Schmalz is used in a multitude of ways in the German kitchen. It is layered over potted meats, stirred into cabbage dishes, and used for browning onions. Often eaten with the cracklings left in, when it is known as griebenschmalz, schmalz can be flavored with apples and onions as well.
Schmalz is better than bacon fat for many things because it does not add salt to a dish. While high-quality schmalz and griebenschmalz can be purchased in Europe, it is harder to find in the U.S. You can make your own schmalz with a little time and a few pounds of pork fat, by following this recipe.
- 2 pounds fat trimmings from pork
- 1 apple (optional)
- 1 onion (optional)
- Salt (optional)
- Cut fat trimmings into small pieces (1/4 inch square). If they still have a little meat on them, that's OK.
- Place trimmings in a large skillet with high sides over low to medium heat. You may use a lid at any time to help them heat up but do not use a nonstick pan.

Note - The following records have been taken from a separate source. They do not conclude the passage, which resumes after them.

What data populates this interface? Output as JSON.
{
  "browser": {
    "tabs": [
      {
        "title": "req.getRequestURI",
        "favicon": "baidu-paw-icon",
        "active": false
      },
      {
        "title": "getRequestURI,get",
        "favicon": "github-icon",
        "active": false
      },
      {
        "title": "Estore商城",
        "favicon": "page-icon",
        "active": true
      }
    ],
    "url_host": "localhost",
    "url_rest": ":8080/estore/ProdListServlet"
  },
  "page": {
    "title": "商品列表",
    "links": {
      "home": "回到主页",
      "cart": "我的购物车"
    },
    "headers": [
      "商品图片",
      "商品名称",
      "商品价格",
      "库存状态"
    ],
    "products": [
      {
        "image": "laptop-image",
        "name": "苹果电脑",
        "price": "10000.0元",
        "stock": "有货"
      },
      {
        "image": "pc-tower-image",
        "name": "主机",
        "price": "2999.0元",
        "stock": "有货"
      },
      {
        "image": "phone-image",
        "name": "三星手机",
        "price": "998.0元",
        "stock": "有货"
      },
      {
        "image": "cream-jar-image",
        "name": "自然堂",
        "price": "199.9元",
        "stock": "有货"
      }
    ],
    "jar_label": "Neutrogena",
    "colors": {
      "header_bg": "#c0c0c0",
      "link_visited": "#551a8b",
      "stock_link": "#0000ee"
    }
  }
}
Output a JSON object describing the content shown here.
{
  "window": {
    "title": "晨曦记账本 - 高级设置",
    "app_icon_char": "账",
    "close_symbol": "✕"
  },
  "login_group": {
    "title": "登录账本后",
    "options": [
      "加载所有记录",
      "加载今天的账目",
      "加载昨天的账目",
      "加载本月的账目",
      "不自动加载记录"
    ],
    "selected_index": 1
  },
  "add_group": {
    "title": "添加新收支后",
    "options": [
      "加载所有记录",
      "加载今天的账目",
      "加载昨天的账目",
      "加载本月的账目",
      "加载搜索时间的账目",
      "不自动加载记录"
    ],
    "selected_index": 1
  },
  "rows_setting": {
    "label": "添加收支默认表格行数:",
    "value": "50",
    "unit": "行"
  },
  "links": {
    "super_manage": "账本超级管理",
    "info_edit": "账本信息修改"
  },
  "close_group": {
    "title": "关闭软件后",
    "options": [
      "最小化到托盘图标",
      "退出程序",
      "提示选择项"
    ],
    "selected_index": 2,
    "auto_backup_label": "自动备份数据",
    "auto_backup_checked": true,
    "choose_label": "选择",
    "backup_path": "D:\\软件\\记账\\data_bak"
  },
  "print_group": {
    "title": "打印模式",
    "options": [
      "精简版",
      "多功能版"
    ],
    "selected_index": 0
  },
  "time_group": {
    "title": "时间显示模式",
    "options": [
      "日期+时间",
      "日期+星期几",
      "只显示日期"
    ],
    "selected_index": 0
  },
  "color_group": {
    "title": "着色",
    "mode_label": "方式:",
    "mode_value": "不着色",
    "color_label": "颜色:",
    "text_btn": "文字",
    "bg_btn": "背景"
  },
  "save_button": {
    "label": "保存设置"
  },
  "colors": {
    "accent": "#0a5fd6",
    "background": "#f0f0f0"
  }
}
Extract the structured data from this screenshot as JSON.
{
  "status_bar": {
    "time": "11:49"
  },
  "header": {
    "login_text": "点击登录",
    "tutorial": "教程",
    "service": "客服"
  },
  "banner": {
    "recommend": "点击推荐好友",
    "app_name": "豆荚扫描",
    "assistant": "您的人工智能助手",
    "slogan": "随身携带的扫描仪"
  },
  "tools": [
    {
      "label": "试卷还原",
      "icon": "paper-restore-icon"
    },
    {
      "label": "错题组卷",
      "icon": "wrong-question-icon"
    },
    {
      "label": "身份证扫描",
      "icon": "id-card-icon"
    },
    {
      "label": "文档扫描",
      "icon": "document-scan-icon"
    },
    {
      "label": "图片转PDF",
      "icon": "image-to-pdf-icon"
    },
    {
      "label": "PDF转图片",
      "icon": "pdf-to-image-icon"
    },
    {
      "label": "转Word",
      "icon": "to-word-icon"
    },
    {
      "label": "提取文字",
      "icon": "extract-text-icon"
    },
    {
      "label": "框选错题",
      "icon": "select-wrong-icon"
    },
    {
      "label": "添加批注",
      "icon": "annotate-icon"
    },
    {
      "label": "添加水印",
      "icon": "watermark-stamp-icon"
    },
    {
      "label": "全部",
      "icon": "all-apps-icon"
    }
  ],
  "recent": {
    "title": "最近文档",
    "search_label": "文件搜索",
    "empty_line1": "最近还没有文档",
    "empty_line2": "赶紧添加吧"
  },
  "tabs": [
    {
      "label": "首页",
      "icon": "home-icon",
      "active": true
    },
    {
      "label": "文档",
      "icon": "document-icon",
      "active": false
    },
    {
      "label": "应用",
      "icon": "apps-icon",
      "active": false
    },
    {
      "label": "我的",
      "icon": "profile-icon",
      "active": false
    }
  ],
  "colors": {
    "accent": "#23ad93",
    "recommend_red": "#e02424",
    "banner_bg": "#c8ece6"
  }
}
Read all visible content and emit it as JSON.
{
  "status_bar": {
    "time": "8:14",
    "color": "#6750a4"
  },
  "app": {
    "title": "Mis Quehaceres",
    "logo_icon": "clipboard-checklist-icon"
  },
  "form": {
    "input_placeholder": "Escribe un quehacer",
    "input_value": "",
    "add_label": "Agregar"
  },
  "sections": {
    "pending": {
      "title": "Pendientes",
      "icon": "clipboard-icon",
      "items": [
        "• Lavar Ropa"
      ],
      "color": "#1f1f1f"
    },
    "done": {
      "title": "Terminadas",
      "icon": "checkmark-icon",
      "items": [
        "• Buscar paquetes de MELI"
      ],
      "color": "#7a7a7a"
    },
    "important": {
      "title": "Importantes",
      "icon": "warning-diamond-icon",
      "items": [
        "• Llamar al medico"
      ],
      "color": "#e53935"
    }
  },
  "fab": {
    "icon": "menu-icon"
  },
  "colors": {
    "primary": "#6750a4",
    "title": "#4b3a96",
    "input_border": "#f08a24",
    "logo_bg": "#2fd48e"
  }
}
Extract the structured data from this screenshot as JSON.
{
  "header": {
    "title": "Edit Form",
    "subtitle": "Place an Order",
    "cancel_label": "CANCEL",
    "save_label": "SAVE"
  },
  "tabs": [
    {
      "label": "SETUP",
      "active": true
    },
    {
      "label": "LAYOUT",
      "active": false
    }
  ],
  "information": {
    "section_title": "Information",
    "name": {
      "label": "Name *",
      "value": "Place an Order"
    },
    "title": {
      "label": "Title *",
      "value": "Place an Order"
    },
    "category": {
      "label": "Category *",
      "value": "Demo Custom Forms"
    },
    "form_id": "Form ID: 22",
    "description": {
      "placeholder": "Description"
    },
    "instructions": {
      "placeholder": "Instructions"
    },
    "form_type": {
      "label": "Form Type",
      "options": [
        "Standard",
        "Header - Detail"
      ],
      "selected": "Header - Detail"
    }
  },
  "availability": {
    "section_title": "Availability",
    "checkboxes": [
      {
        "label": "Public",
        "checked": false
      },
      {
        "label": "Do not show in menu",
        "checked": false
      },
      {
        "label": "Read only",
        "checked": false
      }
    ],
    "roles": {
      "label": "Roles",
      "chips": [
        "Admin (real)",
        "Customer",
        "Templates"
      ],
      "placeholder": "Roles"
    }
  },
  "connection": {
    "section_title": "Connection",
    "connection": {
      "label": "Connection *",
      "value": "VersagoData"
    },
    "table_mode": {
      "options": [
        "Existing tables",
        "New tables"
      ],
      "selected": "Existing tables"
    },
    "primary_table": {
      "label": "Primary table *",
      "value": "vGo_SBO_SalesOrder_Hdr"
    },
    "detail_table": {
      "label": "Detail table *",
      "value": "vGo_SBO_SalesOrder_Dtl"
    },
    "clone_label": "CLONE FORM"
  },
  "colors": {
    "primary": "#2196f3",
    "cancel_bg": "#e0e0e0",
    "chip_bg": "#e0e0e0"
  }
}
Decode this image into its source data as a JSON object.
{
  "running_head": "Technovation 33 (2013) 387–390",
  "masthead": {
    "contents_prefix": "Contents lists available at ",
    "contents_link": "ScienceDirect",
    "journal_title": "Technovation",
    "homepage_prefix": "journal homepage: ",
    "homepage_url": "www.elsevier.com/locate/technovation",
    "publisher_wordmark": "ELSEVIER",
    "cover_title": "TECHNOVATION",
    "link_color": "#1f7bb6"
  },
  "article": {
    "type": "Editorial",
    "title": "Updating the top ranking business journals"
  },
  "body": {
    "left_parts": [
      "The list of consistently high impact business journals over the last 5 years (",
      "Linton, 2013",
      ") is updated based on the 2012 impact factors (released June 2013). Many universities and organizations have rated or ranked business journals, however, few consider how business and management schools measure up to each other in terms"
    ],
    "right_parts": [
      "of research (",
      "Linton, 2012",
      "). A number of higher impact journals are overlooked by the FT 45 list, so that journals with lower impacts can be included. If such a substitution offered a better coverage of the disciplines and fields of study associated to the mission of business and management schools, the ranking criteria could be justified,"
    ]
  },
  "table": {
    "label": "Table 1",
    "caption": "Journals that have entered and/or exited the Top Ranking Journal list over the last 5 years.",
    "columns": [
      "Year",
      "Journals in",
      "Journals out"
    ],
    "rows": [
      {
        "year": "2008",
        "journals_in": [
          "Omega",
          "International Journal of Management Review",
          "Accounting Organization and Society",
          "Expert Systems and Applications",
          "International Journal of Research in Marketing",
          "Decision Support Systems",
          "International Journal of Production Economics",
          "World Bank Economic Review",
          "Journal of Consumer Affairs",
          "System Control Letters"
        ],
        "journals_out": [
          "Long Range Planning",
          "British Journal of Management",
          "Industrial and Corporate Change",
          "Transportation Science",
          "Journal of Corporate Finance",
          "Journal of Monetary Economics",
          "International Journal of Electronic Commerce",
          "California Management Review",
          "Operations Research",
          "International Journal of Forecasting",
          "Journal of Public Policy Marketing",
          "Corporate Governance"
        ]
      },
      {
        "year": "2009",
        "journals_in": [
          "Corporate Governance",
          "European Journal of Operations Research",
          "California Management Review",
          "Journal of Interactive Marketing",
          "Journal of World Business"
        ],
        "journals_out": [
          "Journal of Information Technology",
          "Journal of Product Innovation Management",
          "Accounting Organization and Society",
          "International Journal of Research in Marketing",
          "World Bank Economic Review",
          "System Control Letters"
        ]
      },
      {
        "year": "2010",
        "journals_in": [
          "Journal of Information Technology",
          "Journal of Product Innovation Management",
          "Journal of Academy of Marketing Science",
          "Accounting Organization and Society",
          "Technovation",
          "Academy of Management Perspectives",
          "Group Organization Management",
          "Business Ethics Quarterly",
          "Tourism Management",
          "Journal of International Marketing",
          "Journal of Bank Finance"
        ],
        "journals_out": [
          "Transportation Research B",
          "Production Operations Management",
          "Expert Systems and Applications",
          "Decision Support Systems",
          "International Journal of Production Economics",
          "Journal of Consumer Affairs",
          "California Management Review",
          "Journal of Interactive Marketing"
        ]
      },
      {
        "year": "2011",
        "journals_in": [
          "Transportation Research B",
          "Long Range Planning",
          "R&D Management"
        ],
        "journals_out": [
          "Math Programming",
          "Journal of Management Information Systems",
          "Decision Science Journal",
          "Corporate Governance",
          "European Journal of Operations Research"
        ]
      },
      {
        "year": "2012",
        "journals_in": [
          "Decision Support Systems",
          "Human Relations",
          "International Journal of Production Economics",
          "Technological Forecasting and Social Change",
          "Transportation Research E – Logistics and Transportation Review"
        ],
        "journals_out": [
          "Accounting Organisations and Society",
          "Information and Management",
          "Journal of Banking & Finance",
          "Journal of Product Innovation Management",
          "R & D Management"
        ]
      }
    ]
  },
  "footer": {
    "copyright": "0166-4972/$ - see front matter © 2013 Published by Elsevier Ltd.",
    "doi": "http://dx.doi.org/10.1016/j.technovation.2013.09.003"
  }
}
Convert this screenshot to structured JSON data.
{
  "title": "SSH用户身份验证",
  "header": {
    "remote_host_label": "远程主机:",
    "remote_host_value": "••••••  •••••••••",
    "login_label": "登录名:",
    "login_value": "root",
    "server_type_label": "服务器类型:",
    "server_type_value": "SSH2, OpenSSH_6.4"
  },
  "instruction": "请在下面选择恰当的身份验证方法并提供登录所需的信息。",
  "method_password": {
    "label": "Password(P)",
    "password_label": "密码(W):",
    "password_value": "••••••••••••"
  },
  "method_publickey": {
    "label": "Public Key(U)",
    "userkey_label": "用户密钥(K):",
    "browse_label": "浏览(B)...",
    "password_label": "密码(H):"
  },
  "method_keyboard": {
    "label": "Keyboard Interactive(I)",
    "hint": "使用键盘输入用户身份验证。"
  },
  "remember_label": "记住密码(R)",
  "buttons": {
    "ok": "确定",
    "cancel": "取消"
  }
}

- Heat and stir until the trimmings start to melt. Continue to heat and stir for 1 hour or more, until the pieces turn into brown cracklings (grieben).
- If you are adding the apple and onion, peel both, chop fine and add at this time. Keep cooking the fat until the apple starts to turn golden brown, 15 minutes or more.
- You can add salt if you wish, but it is more common to salt the rendered fat when spread on bread just before consumption.
- Pour into a crock but do not use glass as the hot fat could cause it to shatter. If you would like smooth schmalz, pour it through a sieve or even cheesecloth, to remove all the browned bits. Cool completely.
- Keep the lard in a cool spot. It will keep for many weeks unrefrigerated and eve longer when refrigerated.
- If you don't combine the cracklings with the schmalz, you might want to save them to use in soups or bean pots. Freeze them in a plastic zip-top bag patting down until the contents are about 1 inch thick. Then just break off what you need and return the rest to the freezer.